Morning Report: Q1 2023 will be the bottom for the mortgage industry

Vital Statistics:

 LastChange
S&P futures3,836-11.25
Oil (WTI)75.740.54
10 year government bond yield 3.68%
30 year fixed rate mortgage 6.32%

Stocks are lower this morning after the Bank of Japan unexpectedly increased rates. Bonds and MBS are down.

The Bank of Japan announced it will allow its 10 year bond yield to rise up to 0.50%. This was a surprise announcement, and we are seeing reverberations throughout global sovereign debt markets. Most benchmark yields are up about 10 basis points this morning, and the US 10 year is up to 3.68%. While this is a surprise, I think the global narrative is moving from global inflation to a global recession, which will push rates lower next year.

Housing starts in November fell to a seasonally-adjusted annual rate of 1.427 million units. This is flat with October and down 16.4% compared to a year ago. Building Permits fell 11% MOM and 22% YOY to a seasonally-adjusted annual rate of 1.342 million. Rising rates and higher construction costs have caused the builders to hold off until things normalize. I do wonder on the last part if work from home will cause a change in mindset for builders. It would seem that exurbs will become more popular again as a way for builders to avoid the zoning and land availability headaches of building close to urban areas.

The MBA put out its forecast for 2023. Total originations are expected to fall to $1.9 trillion. The first quarter of 2023 is projected to be the nadir for this cycle, with total originations expected to fall to $345 billion before increasing to $510 billion in Q2, where it will begin to increase throughout the year. To put 2023 into perspective: it will be similar to 2018, and much better than 2014.

Mortgage rates are expected to fall throughout 2023, with the 30 year mortgage rate falling to 5.2% by the end of the year. Housing starts are expected to remain depressed around 1.4-1.5 million per year. Existing home sales are expected to remain on the low side, however they will improve throughout the year. Finally, home price appreciation should plateau and turn negative at the end of 2023, although we aren’t talking a crash, just low single digit decreases.

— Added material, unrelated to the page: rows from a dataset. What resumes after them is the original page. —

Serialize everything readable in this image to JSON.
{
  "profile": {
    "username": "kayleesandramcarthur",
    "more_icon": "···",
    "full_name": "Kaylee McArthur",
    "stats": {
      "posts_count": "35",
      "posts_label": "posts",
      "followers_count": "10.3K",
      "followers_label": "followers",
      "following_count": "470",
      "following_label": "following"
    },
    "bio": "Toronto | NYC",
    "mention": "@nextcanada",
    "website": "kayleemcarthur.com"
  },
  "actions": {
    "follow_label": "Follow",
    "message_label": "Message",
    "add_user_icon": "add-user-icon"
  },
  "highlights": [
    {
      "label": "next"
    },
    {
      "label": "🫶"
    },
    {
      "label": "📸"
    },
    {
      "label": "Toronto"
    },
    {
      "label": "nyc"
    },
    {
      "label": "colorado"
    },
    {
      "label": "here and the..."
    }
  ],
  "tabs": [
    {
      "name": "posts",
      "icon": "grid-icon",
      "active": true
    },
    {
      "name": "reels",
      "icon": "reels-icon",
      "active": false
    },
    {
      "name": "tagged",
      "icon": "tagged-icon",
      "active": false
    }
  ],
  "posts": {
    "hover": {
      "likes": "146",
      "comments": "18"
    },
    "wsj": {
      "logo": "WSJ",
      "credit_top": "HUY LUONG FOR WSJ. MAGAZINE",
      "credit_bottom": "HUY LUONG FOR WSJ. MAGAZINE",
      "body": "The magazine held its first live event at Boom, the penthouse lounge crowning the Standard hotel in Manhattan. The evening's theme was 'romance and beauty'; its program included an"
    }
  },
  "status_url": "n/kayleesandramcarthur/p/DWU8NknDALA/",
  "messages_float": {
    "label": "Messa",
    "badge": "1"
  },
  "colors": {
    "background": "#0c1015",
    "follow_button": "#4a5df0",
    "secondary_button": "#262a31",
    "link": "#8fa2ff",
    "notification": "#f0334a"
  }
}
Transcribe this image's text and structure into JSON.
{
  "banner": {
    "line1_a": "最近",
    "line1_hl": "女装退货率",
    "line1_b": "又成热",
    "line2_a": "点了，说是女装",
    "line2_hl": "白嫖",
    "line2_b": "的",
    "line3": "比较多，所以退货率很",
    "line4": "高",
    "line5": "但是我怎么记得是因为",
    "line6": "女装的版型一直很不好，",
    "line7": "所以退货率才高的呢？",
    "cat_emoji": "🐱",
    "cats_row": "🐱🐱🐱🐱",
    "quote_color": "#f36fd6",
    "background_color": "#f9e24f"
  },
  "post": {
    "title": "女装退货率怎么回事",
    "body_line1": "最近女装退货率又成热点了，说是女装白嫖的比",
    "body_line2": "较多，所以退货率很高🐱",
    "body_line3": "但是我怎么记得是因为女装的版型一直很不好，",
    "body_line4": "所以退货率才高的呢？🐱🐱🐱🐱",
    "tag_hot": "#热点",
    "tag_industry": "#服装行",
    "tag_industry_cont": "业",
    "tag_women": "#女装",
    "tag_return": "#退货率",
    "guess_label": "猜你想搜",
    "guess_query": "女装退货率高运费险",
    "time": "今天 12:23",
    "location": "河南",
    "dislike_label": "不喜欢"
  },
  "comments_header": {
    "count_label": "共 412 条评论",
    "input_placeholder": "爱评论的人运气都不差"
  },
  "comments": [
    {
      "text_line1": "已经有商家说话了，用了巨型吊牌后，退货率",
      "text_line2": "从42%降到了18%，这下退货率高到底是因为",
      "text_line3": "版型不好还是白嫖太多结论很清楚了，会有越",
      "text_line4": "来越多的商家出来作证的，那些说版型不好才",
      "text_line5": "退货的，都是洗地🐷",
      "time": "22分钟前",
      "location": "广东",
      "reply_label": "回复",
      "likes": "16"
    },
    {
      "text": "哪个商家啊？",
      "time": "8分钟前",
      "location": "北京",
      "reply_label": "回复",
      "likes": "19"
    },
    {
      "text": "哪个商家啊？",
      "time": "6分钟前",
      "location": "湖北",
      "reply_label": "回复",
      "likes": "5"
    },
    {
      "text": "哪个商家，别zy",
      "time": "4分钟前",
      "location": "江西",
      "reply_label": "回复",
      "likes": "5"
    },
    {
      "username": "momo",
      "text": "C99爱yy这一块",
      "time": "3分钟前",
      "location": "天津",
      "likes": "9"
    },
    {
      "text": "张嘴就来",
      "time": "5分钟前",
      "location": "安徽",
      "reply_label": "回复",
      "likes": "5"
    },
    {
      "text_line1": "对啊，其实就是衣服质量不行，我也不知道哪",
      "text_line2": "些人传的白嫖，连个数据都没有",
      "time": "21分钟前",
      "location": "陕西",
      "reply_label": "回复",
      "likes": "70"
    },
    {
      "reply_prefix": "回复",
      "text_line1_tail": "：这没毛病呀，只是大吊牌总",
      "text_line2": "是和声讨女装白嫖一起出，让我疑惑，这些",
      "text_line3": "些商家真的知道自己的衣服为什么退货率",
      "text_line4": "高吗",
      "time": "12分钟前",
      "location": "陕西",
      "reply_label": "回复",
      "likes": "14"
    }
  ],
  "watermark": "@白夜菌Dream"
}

Historically, housing has led the economy out of a recession, and we have historically seen housing starts reach something like 2 billion in early stage recoveries. This was the missing piece of the puzzle in the post-2008 recovery, and it seems that forecasters don’t expect it to ever return. Housing starts of 1.4 million units are the pre-bubble historical average since the late 1950s. Given that the US population has been growing since then there are more heads that need beds. The National Association of Realtors sees a 5 – 6 million unit deficit in needed housing, so the demand is there. I suspect the surprise of 2023 will be a rebound in homebuilding. It can’t stay depressed forever.

New home applications rose 1% in November, according to the MBA. “New home purchase applications recovered slightly in November, as mortgage rates retreated from their October highs and brought some prospective buyers back into a market that still faces affordability challenges,” said Joel Kan, MBA Vice President and Deputy Chief Economist. “Similarly, estimated new home sales for November saw an annual pace of 660,000 units – a 10 percent increase from October. While mortgage rates remain high compared to the past few years, the 30-year fixed rate was 6.49 percent at the end of November after reaching 7.16 percent in mid-October, providing a slight boost in purchasing power for buyers. However, both applications and sales remained over 20 percent below last year’s pace.”

Like everything else, we are back at 2018 levels.